In the intervening 24 hours, Hollande is expected to try to fit in a visit to Berlin to see Merkel. Relations between the two leaders, whose countries are the heavyweights of the European Union, could be complicated by the fact that Merkel publicly supported Sarkozy’s reelection bid.

But the German leader is also aware that opposition to her insistence on austerity as the answer to Europe’s economic and financial ills is building across the region.

In Greece, the epicenter of the debt crisis, voters on Sunday abandoned mainstream parties who had agreed to unpopular cuts in return for bailout funds. Spain, Italy and other countries have also seen massive public protests against government austerity plans.

Hollande rode to victory on a wave of anger over austerity measures and a growing sense of inequality in France.

He has pledged to increase taxes on the wealthy by introducing a 75% tax rate on personal earnings that exceed $1.3 million a year, and to fix the salary of heads of state-owned companies to a maximum of 20 times the lowest-paid employee. He has also promised greater regulation of financial institutions and said he would force banks to split off their speculative operations.


One of Hollande’s first measures will be to live up to his reputation as “Monsieur Normal” and slash his own salary, and those of his ministers, by 30%, a measure that would put him in stark contrast to Sarkozy, who immediately increased his monthly paycheck upon coming to power.

But in spite of his public dislike of austerity and his calls for more emphasis on promoting growth and employment, Hollande is believed to have assured Germany that he will not be an economic loose cannon within the European Union.

Britain’s Guardian newspaper reported that it had obtained a confidential note from the German Embassy in Paris to Merkel’s office in Berlin, which said Hollande had reassured the Germans that he would not return to Keynesian tax-and-spend practices.

“Hollande is aware that right at the start of his term in office, he will have to spell out hard truths to the French,” the memo said, according to the Guardian. It added that Hollande expects to find France’s public finances in a worse situation than Sarkozy led his compatriots to believe.
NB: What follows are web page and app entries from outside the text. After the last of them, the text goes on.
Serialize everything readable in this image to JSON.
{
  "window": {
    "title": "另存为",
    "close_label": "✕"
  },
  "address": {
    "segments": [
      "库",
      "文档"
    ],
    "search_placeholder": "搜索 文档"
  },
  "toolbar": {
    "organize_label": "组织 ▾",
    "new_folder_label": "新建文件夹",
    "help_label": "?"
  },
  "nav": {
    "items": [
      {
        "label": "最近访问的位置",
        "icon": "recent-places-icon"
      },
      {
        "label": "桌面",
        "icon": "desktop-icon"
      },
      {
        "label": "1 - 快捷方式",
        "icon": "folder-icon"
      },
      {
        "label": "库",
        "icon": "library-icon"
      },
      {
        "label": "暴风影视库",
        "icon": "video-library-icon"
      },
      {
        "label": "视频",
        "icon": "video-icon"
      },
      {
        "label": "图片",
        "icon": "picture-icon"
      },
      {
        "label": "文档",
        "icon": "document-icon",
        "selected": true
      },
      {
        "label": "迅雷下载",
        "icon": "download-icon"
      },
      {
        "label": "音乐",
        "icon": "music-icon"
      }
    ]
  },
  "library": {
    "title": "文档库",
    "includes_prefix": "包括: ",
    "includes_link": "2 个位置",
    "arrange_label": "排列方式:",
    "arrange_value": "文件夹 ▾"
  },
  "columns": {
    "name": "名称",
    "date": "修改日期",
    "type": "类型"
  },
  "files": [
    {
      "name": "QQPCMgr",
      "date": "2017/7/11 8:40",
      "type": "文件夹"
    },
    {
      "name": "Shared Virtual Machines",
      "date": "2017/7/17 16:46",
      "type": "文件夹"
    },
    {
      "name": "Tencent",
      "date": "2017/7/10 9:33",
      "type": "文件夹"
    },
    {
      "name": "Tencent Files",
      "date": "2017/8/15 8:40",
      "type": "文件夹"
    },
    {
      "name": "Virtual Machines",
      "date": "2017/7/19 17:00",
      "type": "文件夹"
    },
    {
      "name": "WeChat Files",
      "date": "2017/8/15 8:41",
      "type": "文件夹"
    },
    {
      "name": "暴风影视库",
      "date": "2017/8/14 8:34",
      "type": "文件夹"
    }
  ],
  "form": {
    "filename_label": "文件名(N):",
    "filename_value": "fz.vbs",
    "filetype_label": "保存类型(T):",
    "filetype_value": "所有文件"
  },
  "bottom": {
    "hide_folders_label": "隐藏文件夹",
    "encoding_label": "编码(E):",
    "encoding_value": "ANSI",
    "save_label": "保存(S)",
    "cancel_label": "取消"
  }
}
In a nod to fiscal prudence, Hollande has promised to balance France’s books by the end of 2017, a feat that has not happened in 30 years. To that end, he is insistent that the budget deficit target of 3% of gross domestic product for next year must be reached.

Simon Tilford, chief economist for the London-based Center for European Reform, said that any shift in European economic policy, led by Hollande, would probably come in the medium term.
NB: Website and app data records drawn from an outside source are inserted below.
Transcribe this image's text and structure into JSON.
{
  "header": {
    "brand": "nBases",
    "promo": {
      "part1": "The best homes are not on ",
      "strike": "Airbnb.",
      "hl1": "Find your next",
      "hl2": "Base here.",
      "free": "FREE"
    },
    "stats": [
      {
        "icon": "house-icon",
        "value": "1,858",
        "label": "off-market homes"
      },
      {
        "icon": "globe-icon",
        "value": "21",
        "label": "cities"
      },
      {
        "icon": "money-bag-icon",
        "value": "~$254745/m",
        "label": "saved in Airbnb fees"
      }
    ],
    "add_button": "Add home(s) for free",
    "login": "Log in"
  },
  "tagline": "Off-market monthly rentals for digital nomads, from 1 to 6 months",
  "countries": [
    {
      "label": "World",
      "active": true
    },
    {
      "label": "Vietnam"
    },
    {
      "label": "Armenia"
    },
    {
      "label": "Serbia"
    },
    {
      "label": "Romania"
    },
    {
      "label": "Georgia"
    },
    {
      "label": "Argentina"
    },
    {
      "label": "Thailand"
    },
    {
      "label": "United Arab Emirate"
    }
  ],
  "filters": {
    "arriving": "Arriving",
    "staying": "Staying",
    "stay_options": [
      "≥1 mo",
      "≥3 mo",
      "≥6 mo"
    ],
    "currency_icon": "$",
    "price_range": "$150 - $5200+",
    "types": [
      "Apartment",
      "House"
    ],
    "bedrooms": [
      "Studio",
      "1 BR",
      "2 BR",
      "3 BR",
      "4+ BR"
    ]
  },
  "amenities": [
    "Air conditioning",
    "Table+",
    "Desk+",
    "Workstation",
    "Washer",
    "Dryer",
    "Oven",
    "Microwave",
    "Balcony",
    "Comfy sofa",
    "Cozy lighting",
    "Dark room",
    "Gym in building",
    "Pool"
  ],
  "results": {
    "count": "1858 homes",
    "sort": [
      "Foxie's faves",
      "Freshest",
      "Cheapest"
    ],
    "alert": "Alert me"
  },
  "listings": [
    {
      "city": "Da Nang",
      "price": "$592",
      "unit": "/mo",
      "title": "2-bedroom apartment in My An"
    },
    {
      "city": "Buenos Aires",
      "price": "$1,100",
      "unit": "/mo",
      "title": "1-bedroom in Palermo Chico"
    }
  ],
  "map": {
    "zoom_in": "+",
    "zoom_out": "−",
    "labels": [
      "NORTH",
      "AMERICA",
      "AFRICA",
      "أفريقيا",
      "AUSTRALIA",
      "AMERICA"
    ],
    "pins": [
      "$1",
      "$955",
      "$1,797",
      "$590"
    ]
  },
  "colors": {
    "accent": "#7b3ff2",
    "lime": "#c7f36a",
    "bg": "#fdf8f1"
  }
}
“I don’t think he’s going to come out tomorrow and say, ‘Right, there’s going to be a fundamental reassessment of the strategy,’ ” Tilford said.

“Hollande will initially have a softly, softly approach to Germany. He’s going to attempt a fairly conciliatory approach,” Tilford said. “Once that’s rebuffed and the French economy deteriorates and the south [Spain and Italy] slides into ever-deeper crisis, then we will see a broader-based challenge to the German hegemony.”

For Sarkozy, Sunday’s vote was a massive rejection of him as a politician and a person. Sarkozy was the most unpopular French president to seek reelection, a leader derided for his showily glamorous lifestyle.

He will now struggle to hold together his right-of-center UMP party in the run-up to legislative elections in June. Even before his defeat, there was jostling in the party ranks by those lining up to lead, with an eye to the 2017 presidential election.


Willsher is a special correspondent. Times staff writers Henry Chu in London and Ricardo Lopez in Los Angeles contributed to this report.